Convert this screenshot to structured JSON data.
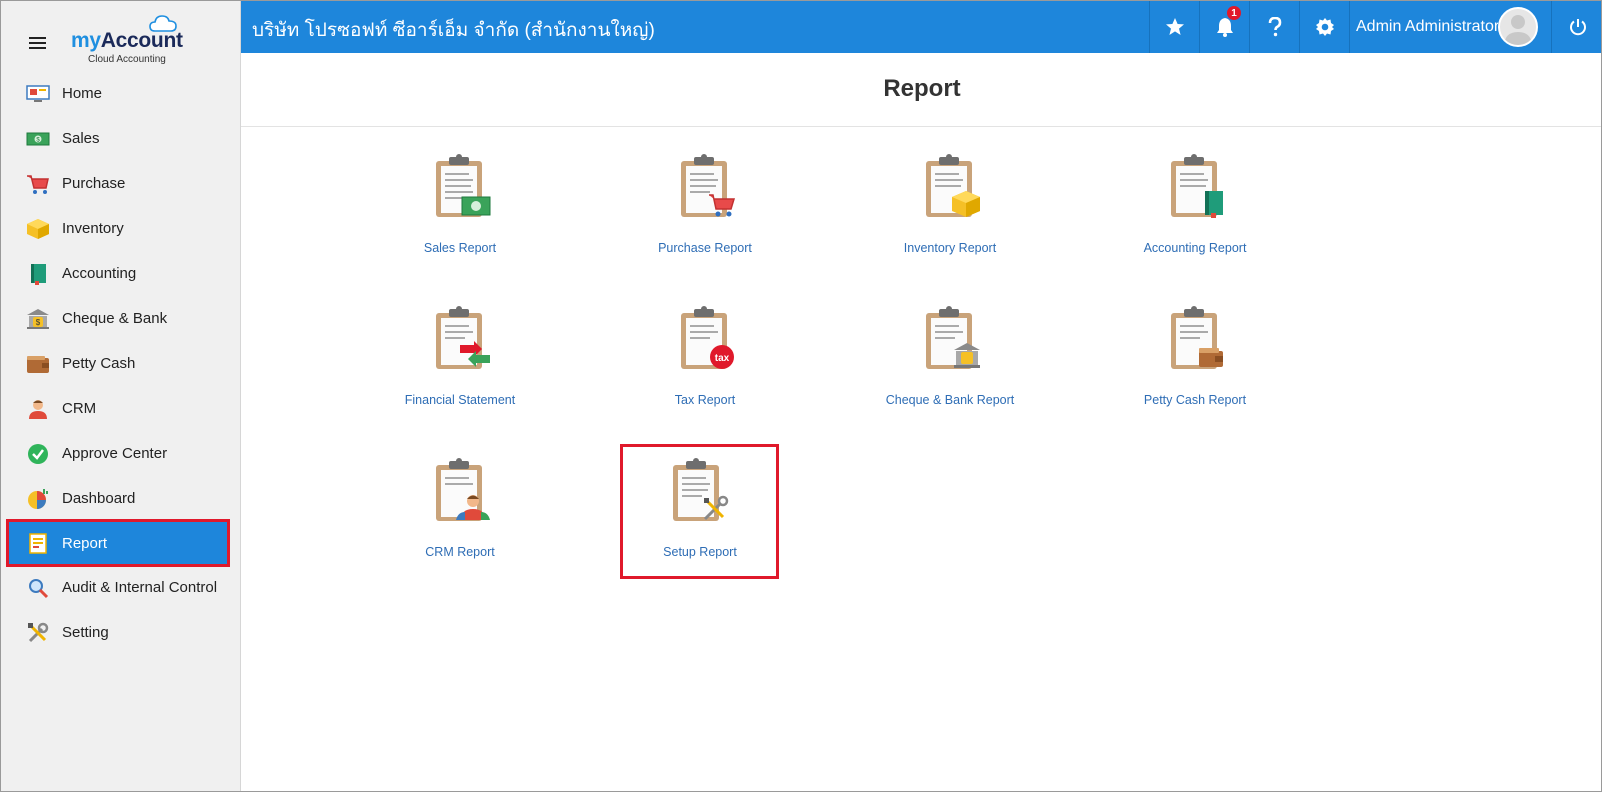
{
  "app": {
    "logo_my": "my",
    "logo_account": "Account",
    "logo_sub": "Cloud Accounting",
    "company_name": "บริษัท โปรซอฟท์ ซีอาร์เอ็ม จำกัด (สำนักงานใหญ่)",
    "accent_color": "#1e86db",
    "highlight_color": "#e0192b"
  },
  "topbar": {
    "notification_count": "1",
    "user_name": "Admin Administrator",
    "icons": [
      "star-icon",
      "bell-icon",
      "help-icon",
      "gear-icon",
      "avatar",
      "power-icon"
    ]
  },
  "sidebar": {
    "items": [
      {
        "label": "Home",
        "icon": "home-icon"
      },
      {
        "label": "Sales",
        "icon": "money-icon"
      },
      {
        "label": "Purchase",
        "icon": "cart-icon"
      },
      {
        "label": "Inventory",
        "icon": "box-icon"
      },
      {
        "label": "Accounting",
        "icon": "book-icon"
      },
      {
        "label": "Cheque & Bank",
        "icon": "bank-icon"
      },
      {
        "label": "Petty Cash",
        "icon": "wallet-icon"
      },
      {
        "label": "CRM",
        "icon": "people-icon"
      },
      {
        "label": "Approve Center",
        "icon": "check-icon"
      },
      {
        "label": "Dashboard",
        "icon": "pie-chart-icon"
      },
      {
        "label": "Report",
        "icon": "report-icon",
        "active": true
      },
      {
        "label": "Audit & Internal Control",
        "icon": "magnifier-icon"
      },
      {
        "label": "Setting",
        "icon": "tools-icon"
      }
    ]
  },
  "main": {
    "title": "Report",
    "tiles": [
      {
        "label": "Sales Report",
        "icon": "sales-report-icon"
      },
      {
        "label": "Purchase Report",
        "icon": "purchase-report-icon"
      },
      {
        "label": "Inventory Report",
        "icon": "inventory-report-icon"
      },
      {
        "label": "Accounting Report",
        "icon": "accounting-report-icon"
      },
      {
        "label": "Financial Statement",
        "icon": "financial-statement-icon"
      },
      {
        "label": "Tax Report",
        "icon": "tax-report-icon",
        "badge": "tax"
      },
      {
        "label": "Cheque & Bank Report",
        "icon": "cheque-bank-report-icon"
      },
      {
        "label": "Petty Cash Report",
        "icon": "petty-cash-report-icon"
      },
      {
        "label": "CRM Report",
        "icon": "crm-report-icon"
      },
      {
        "label": "Setup Report",
        "icon": "setup-report-icon",
        "highlighted": true
      }
    ]
  }
}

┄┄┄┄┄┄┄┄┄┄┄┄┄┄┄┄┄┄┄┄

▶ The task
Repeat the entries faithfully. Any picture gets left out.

▶ Answer to the exercise
Convert this screenshot to structured JSON data.
{
  "app": {
    "logo_my": "my",
    "logo_account": "Account",
    "logo_sub": "Cloud Accounting",
    "company_name": "บริษัท โปรซอฟท์ ซีอาร์เอ็ม จำกัด (สำนักงานใหญ่)",
    "accent_color": "#1e86db",
    "highlight_color": "#e0192b"
  },
  "topbar": {
    "notification_count": "1",
    "user_name": "Admin Administrator",
    "icons": [
      "star-icon",
      "bell-icon",
      "help-icon",
      "gear-icon",
      "avatar",
      "power-icon"
    ]
  },
  "sidebar": {
    "items": [
      {
        "label": "Home",
        "icon": "home-icon"
      },
      {
        "label": "Sales",
        "icon": "money-icon"
      },
      {
        "label": "Purchase",
        "icon": "cart-icon"
      },
      {
        "label": "Inventory",
        "icon": "box-icon"
      },
      {
        "label": "Accounting",
        "icon": "book-icon"
      },
      {
        "label": "Cheque & Bank",
        "icon": "bank-icon"
      },
      {
        "label": "Petty Cash",
        "icon": "wallet-icon"
      },
      {
        "label": "CRM",
        "icon": "people-icon"
      },
      {
        "label": "Approve Center",
        "icon": "check-icon"
      },
      {
        "label": "Dashboard",
        "icon": "pie-chart-icon"
      },
      {
        "label": "Report",
        "icon": "report-icon",
        "active": true
      },
      {
        "label": "Audit & Internal Control",
        "icon": "magnifier-icon"
      },
      {
        "label": "Setting",
        "icon": "tools-icon"
      }
    ]
  },
  "main": {
    "title": "Report",
    "tiles": [
      {
        "label": "Sales Report",
        "icon": "sales-report-icon"
      },
      {
        "label": "Purchase Report",
        "icon": "purchase-report-icon"
      },
      {
        "label": "Inventory Report",
        "icon": "inventory-report-icon"
      },
      {
        "label": "Accounting Report",
        "icon": "accounting-report-icon"
      },
      {
        "label": "Financial Statement",
        "icon": "financial-statement-icon"
      },
      {
        "label": "Tax Report",
        "icon": "tax-report-icon",
        "badge": "tax"
      },
      {
        "label": "Cheque & Bank Report",
        "icon": "cheque-bank-report-icon"
      },
      {
        "label": "Petty Cash Report",
        "icon": "petty-cash-report-icon"
      },
      {
        "label": "CRM Report",
        "icon": "crm-report-icon"
      },
      {
        "label": "Setup Report",
        "icon": "setup-report-icon",
        "highlighted": true
      }
    ]
  }
}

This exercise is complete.